Element data from apps and pages:
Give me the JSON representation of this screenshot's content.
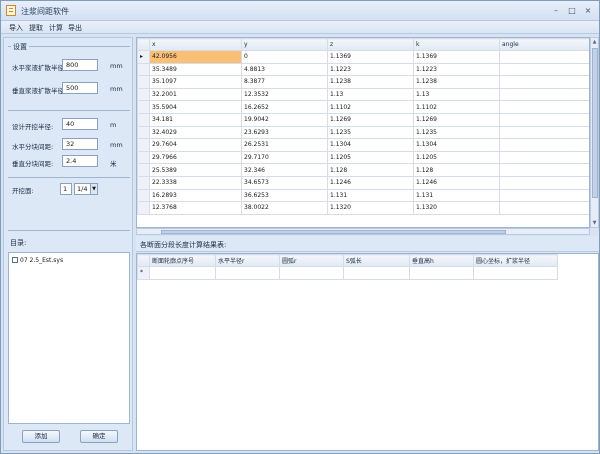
{
  "window": {
    "title": "注浆间距软件",
    "controls": [
      "–",
      "□",
      "×"
    ]
  },
  "menu": [
    "导入",
    "提取",
    "计算",
    "导出"
  ],
  "settings": {
    "group_title": "设置",
    "fields": [
      {
        "label": "水平浆液扩散半径:",
        "value": "800",
        "unit": "mm"
      },
      {
        "label": "垂直浆液扩散半径:",
        "value": "500",
        "unit": "mm"
      },
      {
        "label": "设计开挖半径:",
        "value": "40",
        "unit": "m"
      },
      {
        "label": "水平分块间距:",
        "value": "32",
        "unit": "mm"
      },
      {
        "label": "垂直分块间距:",
        "value": "2.4",
        "unit": "米"
      }
    ],
    "points_label": "开挖面:",
    "points_value": "1",
    "points_combo": "1/4",
    "catalog_label": "目录:",
    "file_item": "07 2.5_Est.sys",
    "btn_add": "添加",
    "btn_confirm": "确定"
  },
  "grid1": {
    "columns": [
      "x",
      "y",
      "z",
      "k",
      "angle"
    ],
    "rows": [
      [
        "42.0956",
        "0",
        "1.1369",
        "1.1369",
        ""
      ],
      [
        "35.3489",
        "4.8813",
        "1.1223",
        "1.1223",
        ""
      ],
      [
        "35.1097",
        "8.3877",
        "1.1238",
        "1.1238",
        ""
      ],
      [
        "32.2001",
        "12.3532",
        "1.13",
        "1.13",
        ""
      ],
      [
        "35.5904",
        "16.2652",
        "1.1102",
        "1.1102",
        ""
      ],
      [
        "34.181",
        "19.9042",
        "1.1269",
        "1.1269",
        ""
      ],
      [
        "32.4029",
        "23.6293",
        "1.1235",
        "1.1235",
        ""
      ],
      [
        "29.7604",
        "26.2531",
        "1.1304",
        "1.1304",
        ""
      ],
      [
        "29.7966",
        "29.7170",
        "1.1205",
        "1.1205",
        ""
      ],
      [
        "25.5389",
        "32.346",
        "1.128",
        "1.128",
        ""
      ],
      [
        "22.3338",
        "34.6573",
        "1.1246",
        "1.1246",
        ""
      ],
      [
        "16.2893",
        "36.6253",
        "1.131",
        "1.131",
        ""
      ],
      [
        "12.3768",
        "38.0022",
        "1.1320",
        "1.1320",
        ""
      ]
    ]
  },
  "grid2": {
    "section_label": "各断面分段长度计算结果表:",
    "columns": [
      "断面轮廓点序号",
      "水平半径r",
      "圆弧r",
      "S弧长",
      "垂直高h",
      "圆心坐标，扩浆半径"
    ]
  }
}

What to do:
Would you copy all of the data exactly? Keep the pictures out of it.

Task output:
Give me the JSON representation of this screenshot's content.
{
  "window": {
    "title": "注浆间距软件",
    "controls": [
      "–",
      "□",
      "×"
    ]
  },
  "menu": [
    "导入",
    "提取",
    "计算",
    "导出"
  ],
  "settings": {
    "group_title": "设置",
    "fields": [
      {
        "label": "水平浆液扩散半径:",
        "value": "800",
        "unit": "mm"
      },
      {
        "label": "垂直浆液扩散半径:",
        "value": "500",
        "unit": "mm"
      },
      {
        "label": "设计开挖半径:",
        "value": "40",
        "unit": "m"
      },
      {
        "label": "水平分块间距:",
        "value": "32",
        "unit": "mm"
      },
      {
        "label": "垂直分块间距:",
        "value": "2.4",
        "unit": "米"
      }
    ],
    "points_label": "开挖面:",
    "points_value": "1",
    "points_combo": "1/4",
    "catalog_label": "目录:",
    "file_item": "07 2.5_Est.sys",
    "btn_add": "添加",
    "btn_confirm": "确定"
  },
  "grid1": {
    "columns": [
      "x",
      "y",
      "z",
      "k",
      "angle"
    ],
    "rows": [
      [
        "42.0956",
        "0",
        "1.1369",
        "1.1369",
        ""
      ],
      [
        "35.3489",
        "4.8813",
        "1.1223",
        "1.1223",
        ""
      ],
      [
        "35.1097",
        "8.3877",
        "1.1238",
        "1.1238",
        ""
      ],
      [
        "32.2001",
        "12.3532",
        "1.13",
        "1.13",
        ""
      ],
      [
        "35.5904",
        "16.2652",
        "1.1102",
        "1.1102",
        ""
      ],
      [
        "34.181",
        "19.9042",
        "1.1269",
        "1.1269",
        ""
      ],
      [
        "32.4029",
        "23.6293",
        "1.1235",
        "1.1235",
        ""
      ],
      [
        "29.7604",
        "26.2531",
        "1.1304",
        "1.1304",
        ""
      ],
      [
        "29.7966",
        "29.7170",
        "1.1205",
        "1.1205",
        ""
      ],
      [
        "25.5389",
        "32.346",
        "1.128",
        "1.128",
        ""
      ],
      [
        "22.3338",
        "34.6573",
        "1.1246",
        "1.1246",
        ""
      ],
      [
        "16.2893",
        "36.6253",
        "1.131",
        "1.131",
        ""
      ],
      [
        "12.3768",
        "38.0022",
        "1.1320",
        "1.1320",
        ""
      ]
    ]
  },
  "grid2": {
    "section_label": "各断面分段长度计算结果表:",
    "columns": [
      "断面轮廓点序号",
      "水平半径r",
      "圆弧r",
      "S弧长",
      "垂直高h",
      "圆心坐标，扩浆半径"
    ]
  }
}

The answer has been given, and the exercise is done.